▶ **YOUR INSTRUCTIONS**
Your task is to repeat the entries word for word while leaving out the pictures.

▶ **Data records for software interfaces**
= = = = = = =
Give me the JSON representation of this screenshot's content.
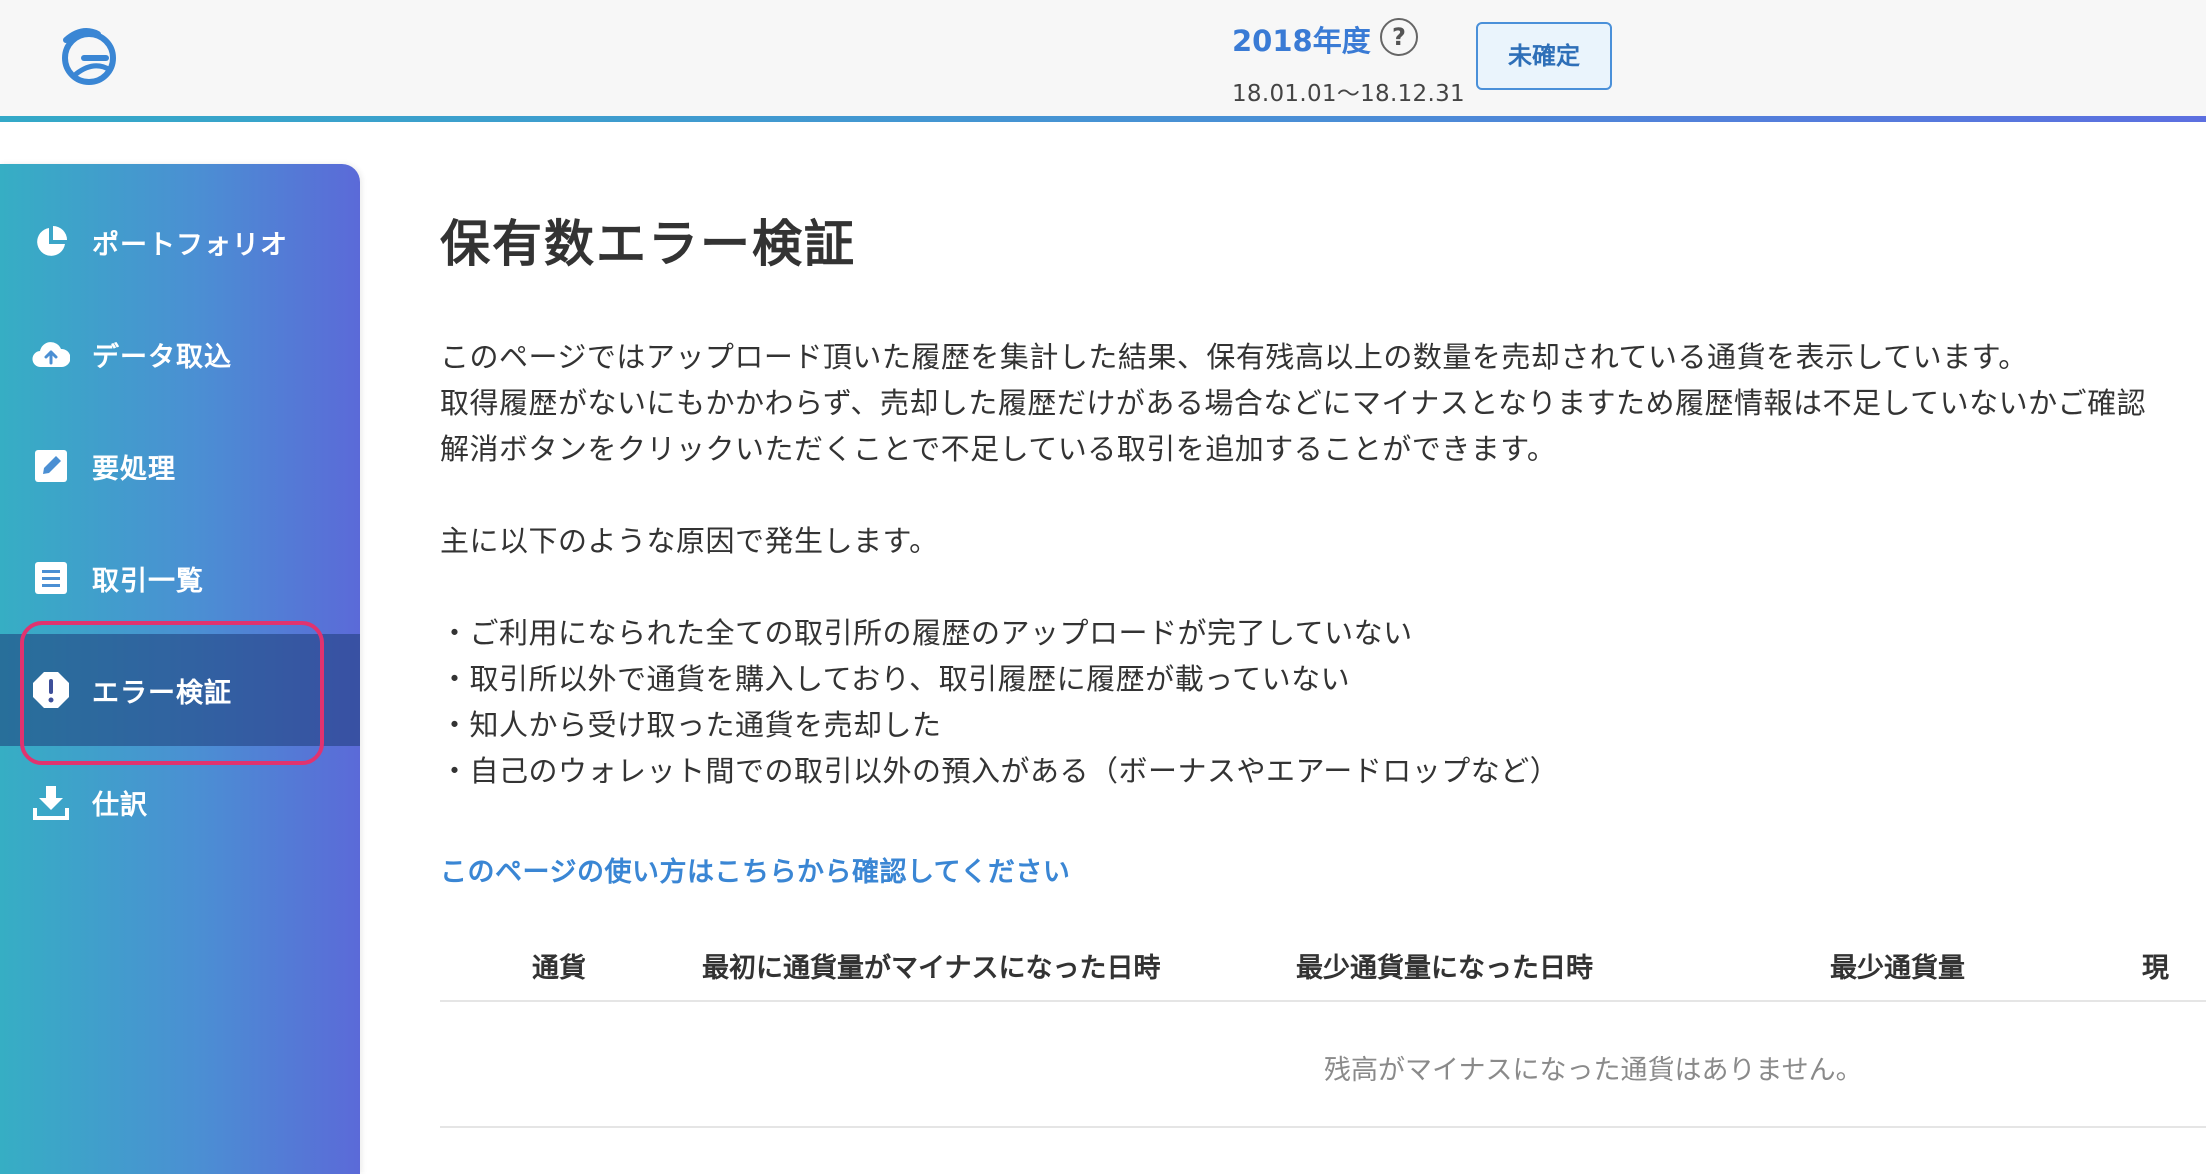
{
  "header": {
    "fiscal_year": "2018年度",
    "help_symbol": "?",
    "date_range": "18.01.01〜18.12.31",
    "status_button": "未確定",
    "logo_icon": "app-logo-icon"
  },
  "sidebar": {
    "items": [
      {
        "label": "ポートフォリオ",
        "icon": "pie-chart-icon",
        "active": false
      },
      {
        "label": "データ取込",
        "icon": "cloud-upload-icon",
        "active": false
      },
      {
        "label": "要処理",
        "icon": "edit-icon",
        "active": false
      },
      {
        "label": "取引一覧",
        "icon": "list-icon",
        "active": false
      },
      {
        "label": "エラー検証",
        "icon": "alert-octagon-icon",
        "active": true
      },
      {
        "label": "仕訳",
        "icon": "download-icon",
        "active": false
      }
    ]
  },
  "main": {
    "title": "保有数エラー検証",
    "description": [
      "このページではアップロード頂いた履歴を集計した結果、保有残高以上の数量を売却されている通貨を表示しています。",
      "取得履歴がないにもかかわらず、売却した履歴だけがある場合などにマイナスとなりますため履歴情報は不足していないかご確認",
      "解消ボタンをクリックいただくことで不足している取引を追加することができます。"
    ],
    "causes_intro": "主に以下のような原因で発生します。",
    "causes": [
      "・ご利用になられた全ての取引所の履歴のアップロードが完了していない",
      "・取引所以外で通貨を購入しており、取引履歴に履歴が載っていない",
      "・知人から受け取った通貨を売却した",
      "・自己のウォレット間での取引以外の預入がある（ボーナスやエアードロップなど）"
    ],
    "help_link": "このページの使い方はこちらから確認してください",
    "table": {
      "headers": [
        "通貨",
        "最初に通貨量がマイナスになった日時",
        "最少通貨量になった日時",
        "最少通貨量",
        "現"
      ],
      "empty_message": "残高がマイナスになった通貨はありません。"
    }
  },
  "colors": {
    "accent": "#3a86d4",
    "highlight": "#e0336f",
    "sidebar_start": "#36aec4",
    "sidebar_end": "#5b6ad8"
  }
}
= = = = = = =
▶ **ANSWER TO THE EXERCISE**
Give me the JSON representation of this screenshot's content.
{
  "header": {
    "fiscal_year": "2018年度",
    "help_symbol": "?",
    "date_range": "18.01.01〜18.12.31",
    "status_button": "未確定",
    "logo_icon": "app-logo-icon"
  },
  "sidebar": {
    "items": [
      {
        "label": "ポートフォリオ",
        "icon": "pie-chart-icon",
        "active": false
      },
      {
        "label": "データ取込",
        "icon": "cloud-upload-icon",
        "active": false
      },
      {
        "label": "要処理",
        "icon": "edit-icon",
        "active": false
      },
      {
        "label": "取引一覧",
        "icon": "list-icon",
        "active": false
      },
      {
        "label": "エラー検証",
        "icon": "alert-octagon-icon",
        "active": true
      },
      {
        "label": "仕訳",
        "icon": "download-icon",
        "active": false
      }
    ]
  },
  "main": {
    "title": "保有数エラー検証",
    "description": [
      "このページではアップロード頂いた履歴を集計した結果、保有残高以上の数量を売却されている通貨を表示しています。",
      "取得履歴がないにもかかわらず、売却した履歴だけがある場合などにマイナスとなりますため履歴情報は不足していないかご確認",
      "解消ボタンをクリックいただくことで不足している取引を追加することができます。"
    ],
    "causes_intro": "主に以下のような原因で発生します。",
    "causes": [
      "・ご利用になられた全ての取引所の履歴のアップロードが完了していない",
      "・取引所以外で通貨を購入しており、取引履歴に履歴が載っていない",
      "・知人から受け取った通貨を売却した",
      "・自己のウォレット間での取引以外の預入がある（ボーナスやエアードロップなど）"
    ],
    "help_link": "このページの使い方はこちらから確認してください",
    "table": {
      "headers": [
        "通貨",
        "最初に通貨量がマイナスになった日時",
        "最少通貨量になった日時",
        "最少通貨量",
        "現"
      ],
      "empty_message": "残高がマイナスになった通貨はありません。"
    }
  },
  "colors": {
    "accent": "#3a86d4",
    "highlight": "#e0336f",
    "sidebar_start": "#36aec4",
    "sidebar_end": "#5b6ad8"
  }
}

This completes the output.